Just when we thought we had this Big Ten divisional breakdown thing figured out …
Maybe we don’t.
Consider that this appeared to be headed toward splitting iconic rivals Ohio State and Michigan into separate divisions. They would still play each other during the regular season but would broker their end-of-year slot for a chance to meet in the title game.
That’s where the momentum seemed headed when gleaning information from recent interviews with key officials such as Big Ten commissioner Jim Delany, Wisconsin athletic director Barry Alvarez, Ohio State president Gordon Gee and Michigan athletic director David Brandon.
That setup would have smoothed the path for Penn State and Wisconsin to join Ohio State in one division. And enable Nebraska and Iowa to join Michigan in the other.
But now there are rumblings that the Ohio State-Michigan split may not be a done deal.
A public backlash around moving the Ohio State-Michigan game from its usual spot may get the power brokers to at least reconsider this notion — or separate the two teams and still hold the game at end of the season.
Of course, that scenario would set up the possibility that Ohio State and Michigan would play a rematch a week later for the Big Ten title.
Kind of confusing, huh?
For sure, though, Big Ten officials do want balanced divisions by splitting up the six “power programs,” three teams in each.
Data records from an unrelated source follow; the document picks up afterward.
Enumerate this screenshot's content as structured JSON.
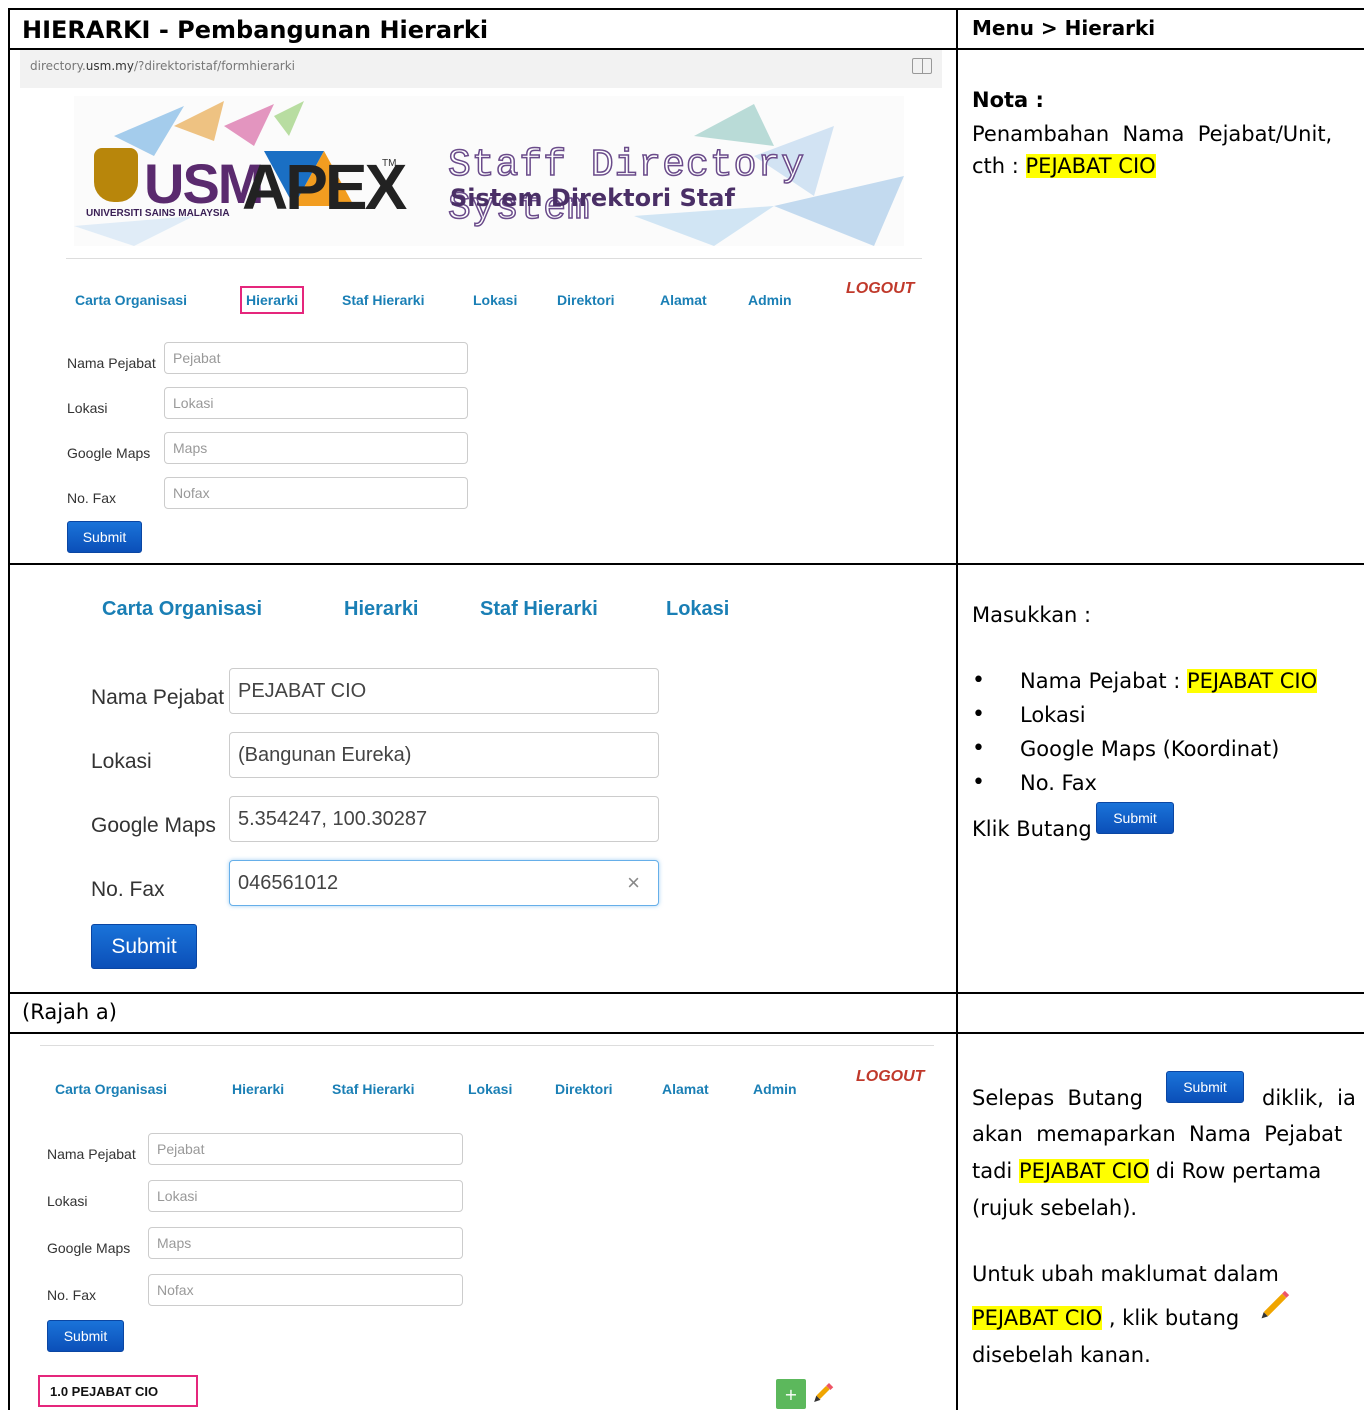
{
  "header": {
    "title": "HIERARKI - Pembangunan Hierarki",
    "menu_path": "Menu > Hierarki"
  },
  "browser": {
    "url_prefix": "directory.",
    "url_domain": "usm.my",
    "url_path": "/?direktoristaf/formhierarki"
  },
  "banner": {
    "usm": "USM",
    "university": "UNIVERSITI SAINS MALAYSIA",
    "apex": "APEX",
    "tm": "TM",
    "title_en": "Staff Directory System",
    "title_ms": "Sistem Direktori Staf"
  },
  "nav": {
    "items": [
      "Carta Organisasi",
      "Hierarki",
      "Staf Hierarki",
      "Lokasi",
      "Direktori",
      "Alamat",
      "Admin"
    ],
    "logout": "LOGOUT"
  },
  "form": {
    "labels": [
      "Nama Pejabat",
      "Lokasi",
      "Google Maps",
      "No. Fax"
    ],
    "placeholders": [
      "Pejabat",
      "Lokasi",
      "Maps",
      "Nofax"
    ],
    "submit": "Submit"
  },
  "filled_form": {
    "values": [
      "PEJABAT CIO",
      "(Bangunan Eureka)",
      "5.354247, 100.30287",
      "046561012"
    ],
    "clear_icon": "×"
  },
  "notes": {
    "nota_heading": "Nota :",
    "nota_line1": "Penambahan  Nama  Pejabat/Unit,",
    "nota_cth": "cth : ",
    "nota_value": "PEJABAT CIO",
    "masukkan": "Masukkan :",
    "bullet1_prefix": "Nama Pejabat : ",
    "bullet1_value": "PEJABAT CIO",
    "bullet2": "Lokasi",
    "bullet3": "Google Maps (Koordinat)",
    "bullet4": "No. Fax",
    "klik_butang": "Klik Butang",
    "caption": "(Rajah a)",
    "selepas_a": "Selepas  Butang",
    "selepas_b": "diklik,  ia",
    "line2": "akan  memaparkan  Nama  Pejabat",
    "line3_a": "tadi ",
    "line3_value": "PEJABAT CIO",
    "line3_b": " di Row pertama",
    "line4": "(rujuk sebelah).",
    "ubah_line": "Untuk ubah maklumat dalam",
    "ubah_value": "PEJABAT CIO",
    "ubah_b": " , klik butang",
    "disebelah": "disebelah kanan."
  },
  "result": {
    "row_label": "1.0 PEJABAT CIO",
    "plus": "+"
  },
  "colors": {
    "nav_link": "#1a7fb5",
    "highlight": "#ffff00",
    "annotation_box": "#e5267c",
    "button": "#0b4fb8",
    "add_button": "#5cb85c"
  }
}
The most likely move is that Iowa and Wisconsin, viewed as program equals, will play in separate divisions and will maintain their rivalry with a “protected” game.
The rest is too tough to call.
For example, if Big Ten officials do reverse course and keep Ohio State and Michigan together, look for some sort of geographically-mixed setup in which Penn State and Nebraska are in the same division along with teams from the eastern and western side of the league.
At least we expect to know the answers in the next month.